* Exercise requirements:
Show all the lines in the data below that include the word "this".
*** Supplied material
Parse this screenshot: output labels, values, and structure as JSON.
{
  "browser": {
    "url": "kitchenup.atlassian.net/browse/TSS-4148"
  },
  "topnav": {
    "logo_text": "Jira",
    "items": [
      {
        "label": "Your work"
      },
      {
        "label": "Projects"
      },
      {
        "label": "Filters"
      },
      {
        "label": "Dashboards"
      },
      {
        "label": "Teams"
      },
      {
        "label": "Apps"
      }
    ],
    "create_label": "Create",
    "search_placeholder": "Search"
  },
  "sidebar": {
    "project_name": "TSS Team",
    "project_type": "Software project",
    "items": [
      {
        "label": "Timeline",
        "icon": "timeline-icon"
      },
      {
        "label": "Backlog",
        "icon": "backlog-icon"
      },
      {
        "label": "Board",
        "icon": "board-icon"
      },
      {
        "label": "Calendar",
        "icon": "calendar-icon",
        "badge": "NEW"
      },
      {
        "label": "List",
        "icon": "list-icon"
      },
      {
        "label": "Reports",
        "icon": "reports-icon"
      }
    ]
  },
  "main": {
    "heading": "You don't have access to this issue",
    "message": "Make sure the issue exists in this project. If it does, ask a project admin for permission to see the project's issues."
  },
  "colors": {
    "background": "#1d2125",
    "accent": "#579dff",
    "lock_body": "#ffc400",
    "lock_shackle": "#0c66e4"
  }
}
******
* Task result:
Parse this screenshot: output labels, values, and structure as JSON.
    "heading": "You don't have access to this issue",
    "message": "Make sure the issue exists in this project. If it does, ask a project admin for permission to see the project's issues."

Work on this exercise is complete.